New research sheds light on how parents’ tendency to be overly anxious and protective affects their child’s academic performance in college. The study, published in the Journal of Social and Personal Relationships, identifies several interpersonal and intrapersonal processes that play a key role in linking parental overprotection to reduced academic confidence.
“I became interested in overparenting (or helicopter parenting as it is commonly known) and its link with college student academic adjustment for two reasons,” said lead author Mary B. Eberly Lewis, an associate professor at Oakland University in Rochester, Michigan.
“First, in my role as the chief academic advisor for my department for nearly 19 years, I met with many students who were fearful of making decisions about future classes or opportunities without parental input, students who felt responsible for their parents’ well-being, or students who had parents come with them to advising appointments and who asked the majority of the questions. I speculated that parents’ intrusiveness and hovering were undermining college students’ progress.”
“Second, I have a scholarly interest in parenting adolescents and emerging adults as the characteristics of those relationships can be a strong foundation from which youth can launch or can become an impediment that undermines their maturation,” Eberly Lewis explained.
Past research has looked at how different factors, such as a parent’s tendency to be overprotective, can affect a young adult’s development. For their new study, Eberly Lewis and her colleagues sought to examine how multiple factors could all impact a college student’s academic confidence.
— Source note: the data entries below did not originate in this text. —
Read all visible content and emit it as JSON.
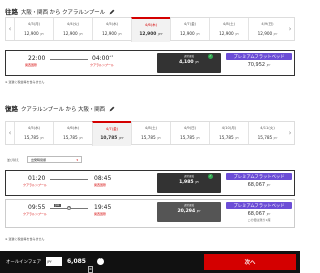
{
  "outbound": {
    "title": "往路",
    "route": "大阪・関西 から クアラルンプール",
    "dates": [
      {
        "date": "4/3(月)",
        "price": "12,900",
        "unit": "JPY"
      },
      {
        "date": "4/4(火)",
        "price": "12,900",
        "unit": "JPY"
      },
      {
        "date": "4/5(水)",
        "price": "12,900",
        "unit": "JPY"
      },
      {
        "date": "4/6(木)",
        "price": "12,900",
        "unit": "JPY"
      },
      {
        "date": "4/7(金)",
        "price": "12,900",
        "unit": "JPY"
      },
      {
        "date": "4/8(土)",
        "price": "12,900",
        "unit": "JPY"
      },
      {
        "date": "4/9(日)",
        "price": "12,900",
        "unit": "JPY"
      }
    ],
    "flight": {
      "dep_time": "22:00",
      "dep_apt": "関西国際",
      "arr_time": "04:00",
      "arr_day": "+1",
      "arr_apt": "クアラルンプール",
      "fare_label": "通常運賃",
      "fare_price": "4,100",
      "fare_unit": "JPY",
      "premium_label": "プレミアムフラットベッド",
      "premium_price": "70,952",
      "premium_unit": "JPY"
    },
    "note": "※ 運賃に税金等を含みません"
  },
  "inbound": {
    "title": "復路",
    "route": "クアラルンプール から 大阪・関西",
    "dates": [
      {
        "date": "4/5(水)",
        "price": "15,785",
        "unit": "JPY"
      },
      {
        "date": "4/6(木)",
        "price": "15,785",
        "unit": "JPY"
      },
      {
        "date": "4/7(金)",
        "price": "10,785",
        "unit": "JPY"
      },
      {
        "date": "4/8(土)",
        "price": "15,785",
        "unit": "JPY"
      },
      {
        "date": "4/9(日)",
        "price": "15,785",
        "unit": "JPY"
      },
      {
        "date": "4/10(月)",
        "price": "15,785",
        "unit": "JPY"
      },
      {
        "date": "4/11(火)",
        "price": "15,785",
        "unit": "JPY"
      }
    ],
    "filter_label": "並び替え",
    "filter_value": "出発時間順",
    "flights": [
      {
        "dep_time": "01:20",
        "dep_apt": "クアラルンプール",
        "arr_time": "08:45",
        "arr_apt": "関西国際",
        "fare_label": "通常運賃",
        "fare_price": "1,985",
        "fare_unit": "JPY",
        "premium_label": "プレミアムフラットベッド",
        "premium_price": "68,067",
        "premium_unit": "JPY"
      },
      {
        "dep_time": "09:55",
        "dep_apt": "クアラルンプール",
        "stop": "1",
        "carrier": "JAL",
        "arr_time": "19:45",
        "arr_apt": "関西国際",
        "fare_label": "通常運賃",
        "fare_price": "20,294",
        "fare_unit": "JPY",
        "premium_label": "プレミアムフラットベッド",
        "premium_price": "68,067",
        "premium_unit": "JPY",
        "premium_sub": "この便は残り1席"
      }
    ],
    "note": "※ 運賃に税金等を含みません"
  },
  "footer": {
    "label": "オールインフェア",
    "currency": "JPY",
    "total": "6,085",
    "next": "次へ"
  },
  "colors": {
    "accent": "#d40000",
    "premium": "#6c4ed6",
    "fare": "#555555",
    "check": "#2fa84f"
  }
}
They proposed a model where a parent’s anxious overprotective parenting could negatively affect a student’s psychological distress and self-regulation via perceived hostility, which in turn affects their academic confidence.
The study involved 967 young adults, most of whom were women, with an average age of 18.71 years old. They were in either their first or second year of college and were recruited from introductory psychology classes at three universities in the Midwest and South regions of the United States.
More than half of the participants (60.3%) reported that they were from families where both of their parents were still married. About 12.3% of participants reported that their parents were never married, while 10.5% had parents who were divorced or separated and not remarried. Another 11.6% had divorced parents where at least one parent was remarried, and 3.3% had only one parent because the other had passed away.
In the study, the students completed assessments of academic adjustment, academic efficacy, and confidence in graduation. These three measures were combined into an academic confidence score. The students also completed measures of depressive symptoms, short-term and long-term self-regulation, anxious overprotective parenting, and parental hostility.
College students who reported heightened depressive symptoms and lower levels of self-regulation tended to have lower academic confidence.
Importantly, the researchers found that anxious overprotective parenting was associated with various indirect effects that negatively impacted a college student’s academic confidence. For example, mothers and fathers perceived to be high in anxious overprotective parenting also tended to be perceived as more hostile. This, in turn, predicted lower self-regulation in college students. Paternal hostility was also associated with increased depression.
“Parents who overprotect tend to treat their emerging adult offspring as young children — working to solve their problems, meddling in their personal business, involving themselves in their college students’ relationships, and structuring their adult children’s lives,” Eberly Lewis told PsyPost.
“Our study showed that when this overprotectiveness is coupled with hostility, that is, criticism, insults, frequent disagreements, and angry interactions during the transition to college, college students, in essence, shut down. They become depressed and unable to be planful, persistent, and follow through with tasks, which in turn, undermines their belief in being academically successful.”
But the study, like all research, includes some caveats.
“The main caveat of the study is that the constructs we studied co-occur or are associated, but we cannot be certain about the causal links among them,” Eberly Lewis explained. “It could be that if college student performance and adjustment are low, parents might respond to their lack of progress with overprotectiveness and anger. Determining the direction of effects would certainly be a next step for a longitudinal study.”
“Other questions include who are the parents that are more likely to engage in overprotective parenting – are there certain personality attributes or environmental conditions that enhance such behavior? How do parents convey overprotectiveness through telephone calls and texting, particularly if their college student is living away at university? Other questions might address family contexts, such as parental divorce, single-parenthood, or marital conflict. This is a relatively recent area of research, so there are likely many more questions that can be examined.”
“Although I was the first author of this particular paper, the study, itself, is a collaborative effort with Professors Meredith McGinley (University of Wisconsin-Parkside) and Wendy Rote (University of South Florida),” Eberly Lewis added. “They, too, have intriguing perspectives for examining data from the larger study. I also must extend my appreciation for my graduate student, Justin Slater, and the many undergraduate students, particularly Maxine Toukhanian, for their assistance.”
The study, “Understanding the Link Between Anxious Parental Overprotection and Academic Confidence in Emerging Adults: Mediation through Interpersonal and Intrapersonal Processes“, was authored by Mary B. Eberly Lewis, Justin J. Slater, Meredith McGinley and Wendy M. Rote.